Communicating with Police

Calling 111 - in emergency situations

In an emergency dial 111.

Calling 111 is free from public telephones and mobile phones.

When you dial 111 you will be asked which emergency service you want: Police, Fire or Ambulance.

For Police an emergency is anything that is happening now, or has just happened, where:

  • People are in danger
  • Property is in danger of loss or damage
  • A crime is being, or has just been committed, and the person or persons responsible for it are nearby
  • There is a major public inconvenience

In non-emergency situations, such as a lost passport or reporting a crime like burglary which happened some time ago and where there is no immediate danger, you should personally go to your local police station.

Reporting to a police station - non-emergency situations

In non-emergency situations, such as a lost passport or reporting a crime like burglary which happened some time ago, you can either report by telephoning your nearest police station, or in most situations, you need to personally visit a police station to make an official report.

When you go to the police station to report a crime or make a complaint you should receive a Complaints Acknowledgement Form. This form includes a file number and the name of the officer dealing with your complaint.

Once you have made your report police should respond within a reasonable time. If you have questions about your report you should telephone or visit the police station again and tell them the file number.

Lost Passport - when reporting a lost passport, you must give the passport number to police.

Language and communication difficulties

If you have difficulty communicating with police because of language, some options available include: 

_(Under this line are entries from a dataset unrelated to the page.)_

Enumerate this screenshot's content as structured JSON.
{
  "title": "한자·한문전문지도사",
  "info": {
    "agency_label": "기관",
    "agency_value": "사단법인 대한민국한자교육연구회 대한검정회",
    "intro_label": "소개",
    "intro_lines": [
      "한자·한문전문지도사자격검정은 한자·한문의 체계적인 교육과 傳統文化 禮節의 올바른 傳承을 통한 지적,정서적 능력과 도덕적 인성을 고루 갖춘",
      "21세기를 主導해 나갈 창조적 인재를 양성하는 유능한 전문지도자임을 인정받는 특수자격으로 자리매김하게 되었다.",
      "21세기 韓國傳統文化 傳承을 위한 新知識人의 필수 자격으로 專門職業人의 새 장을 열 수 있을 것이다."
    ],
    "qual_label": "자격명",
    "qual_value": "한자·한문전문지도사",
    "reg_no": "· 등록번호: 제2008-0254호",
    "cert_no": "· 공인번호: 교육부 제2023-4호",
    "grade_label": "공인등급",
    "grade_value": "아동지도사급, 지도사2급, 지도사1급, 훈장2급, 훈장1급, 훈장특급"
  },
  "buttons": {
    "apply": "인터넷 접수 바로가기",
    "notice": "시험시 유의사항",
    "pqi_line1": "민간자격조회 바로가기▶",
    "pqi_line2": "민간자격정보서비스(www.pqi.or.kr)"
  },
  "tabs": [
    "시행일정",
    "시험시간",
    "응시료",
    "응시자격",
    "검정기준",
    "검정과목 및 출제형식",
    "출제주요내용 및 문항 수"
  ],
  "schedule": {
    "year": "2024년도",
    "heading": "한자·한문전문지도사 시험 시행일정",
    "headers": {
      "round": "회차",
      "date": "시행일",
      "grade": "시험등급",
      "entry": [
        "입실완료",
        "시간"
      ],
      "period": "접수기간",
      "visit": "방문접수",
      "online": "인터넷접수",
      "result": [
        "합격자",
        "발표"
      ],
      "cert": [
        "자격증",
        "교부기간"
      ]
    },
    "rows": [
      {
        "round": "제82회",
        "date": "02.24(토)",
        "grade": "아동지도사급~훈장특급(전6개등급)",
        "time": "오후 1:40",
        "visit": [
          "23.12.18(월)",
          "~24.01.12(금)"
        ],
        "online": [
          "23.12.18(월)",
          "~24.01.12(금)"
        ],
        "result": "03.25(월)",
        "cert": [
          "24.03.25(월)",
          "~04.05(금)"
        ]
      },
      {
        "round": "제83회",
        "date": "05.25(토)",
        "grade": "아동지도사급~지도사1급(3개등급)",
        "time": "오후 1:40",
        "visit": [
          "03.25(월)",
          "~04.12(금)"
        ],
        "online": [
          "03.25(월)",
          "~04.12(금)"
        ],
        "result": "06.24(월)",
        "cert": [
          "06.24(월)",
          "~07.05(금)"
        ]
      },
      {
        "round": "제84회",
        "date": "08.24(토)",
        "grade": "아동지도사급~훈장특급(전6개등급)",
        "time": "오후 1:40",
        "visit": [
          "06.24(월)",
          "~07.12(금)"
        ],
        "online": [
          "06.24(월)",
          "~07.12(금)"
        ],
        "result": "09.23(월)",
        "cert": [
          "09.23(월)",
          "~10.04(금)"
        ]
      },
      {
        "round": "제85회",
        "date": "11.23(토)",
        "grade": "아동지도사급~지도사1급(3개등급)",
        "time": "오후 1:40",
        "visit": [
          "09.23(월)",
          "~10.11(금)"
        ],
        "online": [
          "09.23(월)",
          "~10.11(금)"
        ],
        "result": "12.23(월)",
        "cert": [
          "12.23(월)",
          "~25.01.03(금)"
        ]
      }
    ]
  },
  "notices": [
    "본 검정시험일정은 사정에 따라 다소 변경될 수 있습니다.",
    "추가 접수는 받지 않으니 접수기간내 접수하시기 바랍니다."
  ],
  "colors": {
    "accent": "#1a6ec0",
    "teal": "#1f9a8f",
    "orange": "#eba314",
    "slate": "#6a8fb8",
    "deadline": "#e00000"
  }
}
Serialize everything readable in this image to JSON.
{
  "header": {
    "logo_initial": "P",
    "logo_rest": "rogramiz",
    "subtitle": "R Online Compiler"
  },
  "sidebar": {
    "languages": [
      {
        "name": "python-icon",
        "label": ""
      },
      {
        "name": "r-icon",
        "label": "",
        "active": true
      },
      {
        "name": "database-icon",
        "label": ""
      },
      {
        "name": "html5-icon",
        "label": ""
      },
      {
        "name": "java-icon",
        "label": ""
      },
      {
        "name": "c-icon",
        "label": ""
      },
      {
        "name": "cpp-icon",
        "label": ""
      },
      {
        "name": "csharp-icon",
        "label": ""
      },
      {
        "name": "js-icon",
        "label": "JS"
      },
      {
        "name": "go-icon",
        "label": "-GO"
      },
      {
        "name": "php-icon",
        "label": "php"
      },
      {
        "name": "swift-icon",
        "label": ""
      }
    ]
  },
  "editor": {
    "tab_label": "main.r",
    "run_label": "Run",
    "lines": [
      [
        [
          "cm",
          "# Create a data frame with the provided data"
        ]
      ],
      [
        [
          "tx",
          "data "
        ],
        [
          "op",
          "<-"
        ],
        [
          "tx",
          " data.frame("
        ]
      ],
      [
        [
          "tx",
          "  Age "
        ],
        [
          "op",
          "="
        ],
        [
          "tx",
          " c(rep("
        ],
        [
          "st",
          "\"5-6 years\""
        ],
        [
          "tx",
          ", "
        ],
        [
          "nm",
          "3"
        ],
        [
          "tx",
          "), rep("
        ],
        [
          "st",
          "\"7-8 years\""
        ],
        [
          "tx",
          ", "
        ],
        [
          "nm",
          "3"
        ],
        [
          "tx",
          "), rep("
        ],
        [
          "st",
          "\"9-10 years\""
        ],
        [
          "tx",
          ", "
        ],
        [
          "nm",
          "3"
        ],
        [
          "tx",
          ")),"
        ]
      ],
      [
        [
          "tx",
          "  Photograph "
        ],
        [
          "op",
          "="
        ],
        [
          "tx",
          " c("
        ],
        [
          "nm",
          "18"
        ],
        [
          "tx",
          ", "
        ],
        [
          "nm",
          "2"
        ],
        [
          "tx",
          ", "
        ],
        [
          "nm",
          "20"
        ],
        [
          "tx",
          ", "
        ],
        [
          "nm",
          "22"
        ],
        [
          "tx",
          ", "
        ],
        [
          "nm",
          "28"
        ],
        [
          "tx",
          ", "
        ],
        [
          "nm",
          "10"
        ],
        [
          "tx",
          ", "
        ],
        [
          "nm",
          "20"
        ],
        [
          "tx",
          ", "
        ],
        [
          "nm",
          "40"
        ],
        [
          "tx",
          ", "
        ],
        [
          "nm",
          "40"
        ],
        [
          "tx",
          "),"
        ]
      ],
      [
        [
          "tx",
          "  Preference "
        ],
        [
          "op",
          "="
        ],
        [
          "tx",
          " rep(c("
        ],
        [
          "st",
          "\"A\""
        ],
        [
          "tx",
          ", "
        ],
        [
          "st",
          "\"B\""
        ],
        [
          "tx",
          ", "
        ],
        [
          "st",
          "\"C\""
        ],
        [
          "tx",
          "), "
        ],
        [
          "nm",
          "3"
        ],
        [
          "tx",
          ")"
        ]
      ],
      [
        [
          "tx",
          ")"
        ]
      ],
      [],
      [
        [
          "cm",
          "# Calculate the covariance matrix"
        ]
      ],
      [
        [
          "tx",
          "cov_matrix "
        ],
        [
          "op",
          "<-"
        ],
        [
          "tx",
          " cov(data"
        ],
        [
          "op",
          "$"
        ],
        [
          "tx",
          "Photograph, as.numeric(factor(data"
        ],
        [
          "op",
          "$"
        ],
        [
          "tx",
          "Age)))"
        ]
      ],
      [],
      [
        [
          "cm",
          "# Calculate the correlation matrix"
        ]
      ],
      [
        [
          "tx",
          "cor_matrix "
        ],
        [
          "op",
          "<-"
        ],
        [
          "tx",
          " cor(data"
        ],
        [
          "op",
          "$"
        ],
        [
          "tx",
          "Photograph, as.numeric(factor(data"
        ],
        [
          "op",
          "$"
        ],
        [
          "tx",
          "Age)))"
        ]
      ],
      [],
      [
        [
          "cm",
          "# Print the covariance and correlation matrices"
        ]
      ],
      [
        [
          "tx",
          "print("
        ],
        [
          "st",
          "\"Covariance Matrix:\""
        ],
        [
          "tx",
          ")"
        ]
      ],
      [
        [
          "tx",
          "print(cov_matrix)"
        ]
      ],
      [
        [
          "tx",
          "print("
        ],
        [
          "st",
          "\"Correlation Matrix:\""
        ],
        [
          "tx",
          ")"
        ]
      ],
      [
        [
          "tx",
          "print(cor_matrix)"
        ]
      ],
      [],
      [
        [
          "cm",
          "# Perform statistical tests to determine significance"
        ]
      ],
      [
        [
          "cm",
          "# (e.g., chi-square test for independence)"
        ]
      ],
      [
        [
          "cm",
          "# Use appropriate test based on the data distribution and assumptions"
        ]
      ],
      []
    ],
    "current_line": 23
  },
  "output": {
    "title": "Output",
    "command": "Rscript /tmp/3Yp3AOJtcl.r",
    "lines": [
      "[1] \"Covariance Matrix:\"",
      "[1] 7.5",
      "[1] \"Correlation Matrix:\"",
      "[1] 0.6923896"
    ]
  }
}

  • A friend or family member. You may use a friend or family member as your interpreter for talking to the Police.
  • Language Line. Police can provide an interpreter on the telephone. This is a free service called Language Line. Ask for Language Line when you call police or visit a police station and tell them what language you speak. Language Line is only available from 9:00am to 6:00pm Monday to Friday and Saturday between 9am-2pm.
  • Bilingual communications staff. A number of our communications staff are bilingual, covering about 18 languages in total, including Mandarin. 

    When communicating to Police, ensure you’re able to tell an English-speaking person which language you do speak using the English terminology.

    Regardless of the language you speak, don’t hesitate to call 111 in an emergency.